Problem description: Your task is to copy every line of the entries that holds the word "this".

(Data records)
········
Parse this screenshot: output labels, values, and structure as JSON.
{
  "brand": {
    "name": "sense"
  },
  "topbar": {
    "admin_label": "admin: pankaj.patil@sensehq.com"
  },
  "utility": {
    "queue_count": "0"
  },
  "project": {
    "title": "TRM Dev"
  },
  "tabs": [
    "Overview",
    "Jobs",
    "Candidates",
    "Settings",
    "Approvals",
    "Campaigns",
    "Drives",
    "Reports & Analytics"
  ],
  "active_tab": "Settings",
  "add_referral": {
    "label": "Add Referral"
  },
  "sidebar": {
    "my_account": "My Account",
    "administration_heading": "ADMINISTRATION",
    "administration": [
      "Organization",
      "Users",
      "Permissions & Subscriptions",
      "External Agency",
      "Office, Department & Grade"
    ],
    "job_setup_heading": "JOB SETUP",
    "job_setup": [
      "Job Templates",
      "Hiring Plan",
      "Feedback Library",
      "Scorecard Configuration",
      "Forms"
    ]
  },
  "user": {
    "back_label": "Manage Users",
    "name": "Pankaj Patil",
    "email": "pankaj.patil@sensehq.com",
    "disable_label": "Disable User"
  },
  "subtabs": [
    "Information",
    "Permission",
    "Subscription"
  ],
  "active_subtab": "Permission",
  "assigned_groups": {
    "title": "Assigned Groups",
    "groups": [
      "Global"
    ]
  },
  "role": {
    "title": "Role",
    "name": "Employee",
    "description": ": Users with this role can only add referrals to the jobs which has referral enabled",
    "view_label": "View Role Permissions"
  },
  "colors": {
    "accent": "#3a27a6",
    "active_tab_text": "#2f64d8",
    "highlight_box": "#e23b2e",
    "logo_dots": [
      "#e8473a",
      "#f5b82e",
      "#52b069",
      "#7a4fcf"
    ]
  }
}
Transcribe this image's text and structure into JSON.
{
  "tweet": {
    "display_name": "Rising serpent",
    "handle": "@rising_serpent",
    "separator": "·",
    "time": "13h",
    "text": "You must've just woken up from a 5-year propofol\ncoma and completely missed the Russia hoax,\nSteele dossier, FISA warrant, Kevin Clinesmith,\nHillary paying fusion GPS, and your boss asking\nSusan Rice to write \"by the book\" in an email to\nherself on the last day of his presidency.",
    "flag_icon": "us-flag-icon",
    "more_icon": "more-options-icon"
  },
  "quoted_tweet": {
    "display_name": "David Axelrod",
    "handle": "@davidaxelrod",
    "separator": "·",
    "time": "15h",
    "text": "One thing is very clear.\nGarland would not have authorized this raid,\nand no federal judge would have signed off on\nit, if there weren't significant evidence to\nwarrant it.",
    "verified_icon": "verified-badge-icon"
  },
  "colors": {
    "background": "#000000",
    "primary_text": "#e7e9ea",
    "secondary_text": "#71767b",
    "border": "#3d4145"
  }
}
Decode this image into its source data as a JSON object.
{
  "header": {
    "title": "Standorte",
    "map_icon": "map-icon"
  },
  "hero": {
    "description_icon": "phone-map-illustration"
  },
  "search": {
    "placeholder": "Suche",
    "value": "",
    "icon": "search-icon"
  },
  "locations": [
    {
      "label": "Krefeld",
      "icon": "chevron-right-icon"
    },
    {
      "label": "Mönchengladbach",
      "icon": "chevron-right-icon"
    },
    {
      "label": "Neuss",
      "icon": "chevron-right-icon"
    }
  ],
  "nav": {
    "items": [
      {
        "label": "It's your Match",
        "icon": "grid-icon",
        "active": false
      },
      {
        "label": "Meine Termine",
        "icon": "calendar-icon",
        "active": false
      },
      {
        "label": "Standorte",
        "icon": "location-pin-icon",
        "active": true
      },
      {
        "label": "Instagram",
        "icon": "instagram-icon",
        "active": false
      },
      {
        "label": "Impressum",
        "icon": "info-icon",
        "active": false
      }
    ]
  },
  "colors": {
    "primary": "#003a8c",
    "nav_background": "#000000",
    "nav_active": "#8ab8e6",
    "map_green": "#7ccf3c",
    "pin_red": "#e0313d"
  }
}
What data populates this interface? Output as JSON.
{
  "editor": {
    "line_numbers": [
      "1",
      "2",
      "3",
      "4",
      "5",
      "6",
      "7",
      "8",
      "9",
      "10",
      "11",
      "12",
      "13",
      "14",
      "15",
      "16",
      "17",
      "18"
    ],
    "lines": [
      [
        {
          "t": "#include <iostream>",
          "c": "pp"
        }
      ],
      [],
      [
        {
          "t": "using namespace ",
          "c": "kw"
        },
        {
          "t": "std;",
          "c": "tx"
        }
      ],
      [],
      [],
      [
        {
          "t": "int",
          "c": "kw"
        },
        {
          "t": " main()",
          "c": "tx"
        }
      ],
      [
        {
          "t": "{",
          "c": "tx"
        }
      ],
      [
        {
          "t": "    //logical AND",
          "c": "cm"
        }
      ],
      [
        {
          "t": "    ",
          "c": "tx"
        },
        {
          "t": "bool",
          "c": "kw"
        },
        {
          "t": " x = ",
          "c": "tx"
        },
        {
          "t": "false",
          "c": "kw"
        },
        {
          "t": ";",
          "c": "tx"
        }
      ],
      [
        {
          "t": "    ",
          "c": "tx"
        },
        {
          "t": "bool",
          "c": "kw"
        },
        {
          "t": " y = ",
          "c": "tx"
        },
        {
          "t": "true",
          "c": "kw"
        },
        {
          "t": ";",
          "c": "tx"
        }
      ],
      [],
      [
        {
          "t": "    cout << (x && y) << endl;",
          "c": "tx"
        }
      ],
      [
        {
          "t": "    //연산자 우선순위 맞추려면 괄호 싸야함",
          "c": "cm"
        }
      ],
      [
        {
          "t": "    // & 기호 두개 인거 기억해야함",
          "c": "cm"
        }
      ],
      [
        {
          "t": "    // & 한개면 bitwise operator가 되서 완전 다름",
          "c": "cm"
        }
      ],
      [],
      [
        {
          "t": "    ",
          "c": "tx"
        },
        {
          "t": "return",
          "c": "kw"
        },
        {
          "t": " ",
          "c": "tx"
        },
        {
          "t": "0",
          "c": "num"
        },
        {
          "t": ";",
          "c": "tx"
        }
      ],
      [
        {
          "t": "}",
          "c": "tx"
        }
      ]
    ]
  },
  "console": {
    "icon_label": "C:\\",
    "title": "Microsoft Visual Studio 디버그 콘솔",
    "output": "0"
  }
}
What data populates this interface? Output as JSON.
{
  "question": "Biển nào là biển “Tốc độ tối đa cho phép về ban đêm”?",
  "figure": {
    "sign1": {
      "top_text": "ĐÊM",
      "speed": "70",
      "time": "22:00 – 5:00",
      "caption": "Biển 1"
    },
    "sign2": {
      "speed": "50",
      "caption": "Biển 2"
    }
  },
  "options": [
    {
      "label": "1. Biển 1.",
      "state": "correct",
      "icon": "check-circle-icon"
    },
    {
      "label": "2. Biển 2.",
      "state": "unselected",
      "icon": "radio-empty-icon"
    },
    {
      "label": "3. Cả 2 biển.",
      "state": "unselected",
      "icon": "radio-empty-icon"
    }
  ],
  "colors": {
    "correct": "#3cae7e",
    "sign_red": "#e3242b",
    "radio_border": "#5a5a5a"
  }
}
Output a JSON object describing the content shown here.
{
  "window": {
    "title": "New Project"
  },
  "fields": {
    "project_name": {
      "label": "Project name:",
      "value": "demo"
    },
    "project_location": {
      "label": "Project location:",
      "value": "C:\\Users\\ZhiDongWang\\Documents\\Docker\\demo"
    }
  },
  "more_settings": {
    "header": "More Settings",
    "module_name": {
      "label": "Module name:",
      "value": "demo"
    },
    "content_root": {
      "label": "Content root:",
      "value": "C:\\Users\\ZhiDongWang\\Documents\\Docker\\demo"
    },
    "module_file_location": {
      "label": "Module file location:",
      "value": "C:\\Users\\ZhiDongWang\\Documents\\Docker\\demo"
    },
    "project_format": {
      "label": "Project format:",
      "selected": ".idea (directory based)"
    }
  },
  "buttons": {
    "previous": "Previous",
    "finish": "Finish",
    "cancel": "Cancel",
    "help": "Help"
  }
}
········
Worked solution:
Parse this screenshot: output labels, values, and structure as JSON.
    "description": ": Users with this role can only add referrals to the jobs which has referral enabled",
Transcribe this image's text and structure into JSON.
    "text": "One thing is very clear.\nGarland would not have authorized this raid,\nand no federal judge would have signed off on\nit, if there weren't significant evidence to\nwarrant it.",
Decode this image into its source data as a JSON object.
What data populates this interface? Output as JSON.
What data populates this interface? Output as JSON.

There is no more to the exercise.